March 10, 2006
NASA spacecraft makes risky final approach to Mars
By Dan Whitcomb
PASADENA, California -- A $450 million NASA orbiter designed to circle Mars for two years, searching for signs of life and scouting possible landing spots for future astronauts, neared its dangerous first rendezvous with the red planet on Friday.
"After a six-month cruise and 300 million mile (480 million km) journey we're finally there," said Doug McCuistion, director of NASA's Mars Exploration Program. "But the first thing we have to do is get into orbit. It's not an easy task."
The tricky part is getting the robot spacecraft -- which is as tall as two-story building and will be cruising at about 11,000 miles per hour as it nears Mars -- to slow down enough to be captured by the planet's gravity.
The orbiter will do that by spinning around to face its main thrusters forward and firing them for about 27 minutes. Some 21 minutes into that burn, flight engineers will lose contact with the orbiter while it passes behind Mars.
If the spacecraft is not grabbed by Mars, it will shoot past the planet and off into space -- a fate that befell a 1998 Japanese mission. Japanese scientists managed to gain control of the Nozomi orbiter and send it back to Mars, but the craft was damaged by solar flares and ultimately lost.

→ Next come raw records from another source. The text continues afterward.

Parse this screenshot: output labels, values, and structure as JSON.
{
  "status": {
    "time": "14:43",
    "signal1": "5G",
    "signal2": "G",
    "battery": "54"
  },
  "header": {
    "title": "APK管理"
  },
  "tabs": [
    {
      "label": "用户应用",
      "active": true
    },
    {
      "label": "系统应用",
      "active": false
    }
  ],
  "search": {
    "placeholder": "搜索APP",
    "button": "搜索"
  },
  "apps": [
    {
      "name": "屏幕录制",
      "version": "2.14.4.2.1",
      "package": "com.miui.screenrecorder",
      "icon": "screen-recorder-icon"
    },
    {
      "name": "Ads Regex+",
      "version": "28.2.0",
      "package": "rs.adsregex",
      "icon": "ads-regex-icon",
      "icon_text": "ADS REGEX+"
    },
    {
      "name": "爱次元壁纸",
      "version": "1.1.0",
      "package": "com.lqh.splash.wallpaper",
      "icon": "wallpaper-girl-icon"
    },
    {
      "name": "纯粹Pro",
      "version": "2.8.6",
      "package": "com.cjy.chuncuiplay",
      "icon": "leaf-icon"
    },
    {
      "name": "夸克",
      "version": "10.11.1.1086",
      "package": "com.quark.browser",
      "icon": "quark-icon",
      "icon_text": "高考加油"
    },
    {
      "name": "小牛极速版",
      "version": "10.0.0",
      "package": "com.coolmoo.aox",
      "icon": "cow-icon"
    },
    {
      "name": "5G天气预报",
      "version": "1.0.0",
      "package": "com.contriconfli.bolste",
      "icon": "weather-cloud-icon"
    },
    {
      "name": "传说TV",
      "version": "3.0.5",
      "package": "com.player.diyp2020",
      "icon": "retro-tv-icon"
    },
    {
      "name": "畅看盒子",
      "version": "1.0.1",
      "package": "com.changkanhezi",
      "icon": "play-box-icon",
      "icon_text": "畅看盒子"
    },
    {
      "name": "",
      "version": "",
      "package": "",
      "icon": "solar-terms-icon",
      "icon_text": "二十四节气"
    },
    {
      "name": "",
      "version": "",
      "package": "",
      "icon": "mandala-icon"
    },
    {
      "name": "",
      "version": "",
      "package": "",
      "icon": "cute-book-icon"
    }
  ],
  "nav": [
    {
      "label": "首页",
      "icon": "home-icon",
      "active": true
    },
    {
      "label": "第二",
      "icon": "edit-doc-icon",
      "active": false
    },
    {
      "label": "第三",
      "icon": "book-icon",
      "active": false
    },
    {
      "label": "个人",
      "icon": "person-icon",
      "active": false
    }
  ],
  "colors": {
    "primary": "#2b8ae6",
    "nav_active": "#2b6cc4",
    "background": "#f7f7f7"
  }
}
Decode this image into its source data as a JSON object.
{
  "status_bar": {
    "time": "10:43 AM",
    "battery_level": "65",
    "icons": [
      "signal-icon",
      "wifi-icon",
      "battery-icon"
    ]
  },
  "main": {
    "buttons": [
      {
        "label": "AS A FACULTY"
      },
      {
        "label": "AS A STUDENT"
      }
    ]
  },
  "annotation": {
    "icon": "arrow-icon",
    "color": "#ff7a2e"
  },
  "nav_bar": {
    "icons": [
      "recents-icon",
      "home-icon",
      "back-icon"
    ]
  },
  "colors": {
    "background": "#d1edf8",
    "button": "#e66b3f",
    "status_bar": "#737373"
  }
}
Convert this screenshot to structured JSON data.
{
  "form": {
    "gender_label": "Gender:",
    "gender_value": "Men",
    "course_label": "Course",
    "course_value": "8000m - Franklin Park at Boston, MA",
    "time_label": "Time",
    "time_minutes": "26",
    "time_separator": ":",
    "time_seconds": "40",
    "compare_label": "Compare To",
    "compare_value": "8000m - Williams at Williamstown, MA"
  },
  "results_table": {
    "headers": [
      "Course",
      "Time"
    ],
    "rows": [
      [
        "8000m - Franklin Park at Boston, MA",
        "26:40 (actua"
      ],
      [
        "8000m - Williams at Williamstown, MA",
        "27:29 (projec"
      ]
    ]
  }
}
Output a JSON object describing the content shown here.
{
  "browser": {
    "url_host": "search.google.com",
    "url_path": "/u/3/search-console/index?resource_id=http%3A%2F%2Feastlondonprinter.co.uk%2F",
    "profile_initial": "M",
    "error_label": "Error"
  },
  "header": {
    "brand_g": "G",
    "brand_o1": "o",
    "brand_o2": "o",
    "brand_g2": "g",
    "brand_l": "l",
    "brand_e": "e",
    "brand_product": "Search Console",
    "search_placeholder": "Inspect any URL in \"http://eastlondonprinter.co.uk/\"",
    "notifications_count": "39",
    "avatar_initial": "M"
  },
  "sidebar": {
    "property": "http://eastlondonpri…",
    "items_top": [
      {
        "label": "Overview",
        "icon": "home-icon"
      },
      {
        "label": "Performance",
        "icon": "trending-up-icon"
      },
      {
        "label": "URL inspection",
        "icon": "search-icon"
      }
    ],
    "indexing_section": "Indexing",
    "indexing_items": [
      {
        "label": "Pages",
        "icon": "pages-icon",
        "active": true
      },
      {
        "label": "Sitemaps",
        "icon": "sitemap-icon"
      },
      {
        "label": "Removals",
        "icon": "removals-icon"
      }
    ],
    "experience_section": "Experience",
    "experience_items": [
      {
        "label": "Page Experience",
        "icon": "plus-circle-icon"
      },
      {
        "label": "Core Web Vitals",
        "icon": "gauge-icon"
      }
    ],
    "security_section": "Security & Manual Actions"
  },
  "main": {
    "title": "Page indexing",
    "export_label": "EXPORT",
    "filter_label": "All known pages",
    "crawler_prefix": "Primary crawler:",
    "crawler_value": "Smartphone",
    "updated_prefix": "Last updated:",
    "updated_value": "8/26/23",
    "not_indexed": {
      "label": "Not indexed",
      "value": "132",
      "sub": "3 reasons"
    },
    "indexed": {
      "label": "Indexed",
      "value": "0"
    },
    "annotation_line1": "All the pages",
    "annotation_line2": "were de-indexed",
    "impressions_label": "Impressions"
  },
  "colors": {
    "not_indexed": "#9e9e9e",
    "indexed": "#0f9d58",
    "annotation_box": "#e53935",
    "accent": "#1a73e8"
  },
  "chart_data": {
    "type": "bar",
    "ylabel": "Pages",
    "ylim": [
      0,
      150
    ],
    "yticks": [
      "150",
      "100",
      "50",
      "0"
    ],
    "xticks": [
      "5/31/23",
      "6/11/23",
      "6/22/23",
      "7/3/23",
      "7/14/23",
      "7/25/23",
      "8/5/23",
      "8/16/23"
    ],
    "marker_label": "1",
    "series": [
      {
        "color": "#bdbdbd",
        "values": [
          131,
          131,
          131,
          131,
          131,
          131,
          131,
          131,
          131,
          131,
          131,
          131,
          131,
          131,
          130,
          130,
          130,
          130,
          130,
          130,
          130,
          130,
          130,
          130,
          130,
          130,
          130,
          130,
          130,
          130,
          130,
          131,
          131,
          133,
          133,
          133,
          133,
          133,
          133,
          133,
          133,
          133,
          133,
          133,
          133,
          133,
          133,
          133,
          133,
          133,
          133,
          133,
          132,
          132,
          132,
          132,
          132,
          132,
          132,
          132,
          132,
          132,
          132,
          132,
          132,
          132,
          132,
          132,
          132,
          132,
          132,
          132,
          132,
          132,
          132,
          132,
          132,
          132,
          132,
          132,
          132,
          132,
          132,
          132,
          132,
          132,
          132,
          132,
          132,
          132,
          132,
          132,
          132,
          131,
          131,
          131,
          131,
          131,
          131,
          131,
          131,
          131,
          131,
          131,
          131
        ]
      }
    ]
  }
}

"Mars is just for some reason harder to get a mission to than other places in the solar system," said NASA lead mission planner Rob Lock. "I might even use the word 'unluckier' because there's nothing intrinsically more difficult than other planets."
If the Mars Reconnaissance Orbiter "threads the needle," as scientists say, and goes into an elliptical orbit, it must still spend the next six months using the drag of the planet's atmosphere to reel itself in from an elongated 35-hour loop to a nearly circular two-hour orbit.
The orbiter, the most advanced spacecraft ever sent to another planet, is expected to spend two years circling Mars and could help NASA determine where to land rovers and even scout out sites for a human landing site on Mars.
"What we're really looking for is that sweet spot where we can go down with other instruments and look for evidence of life," said project scientist Rich Zurek.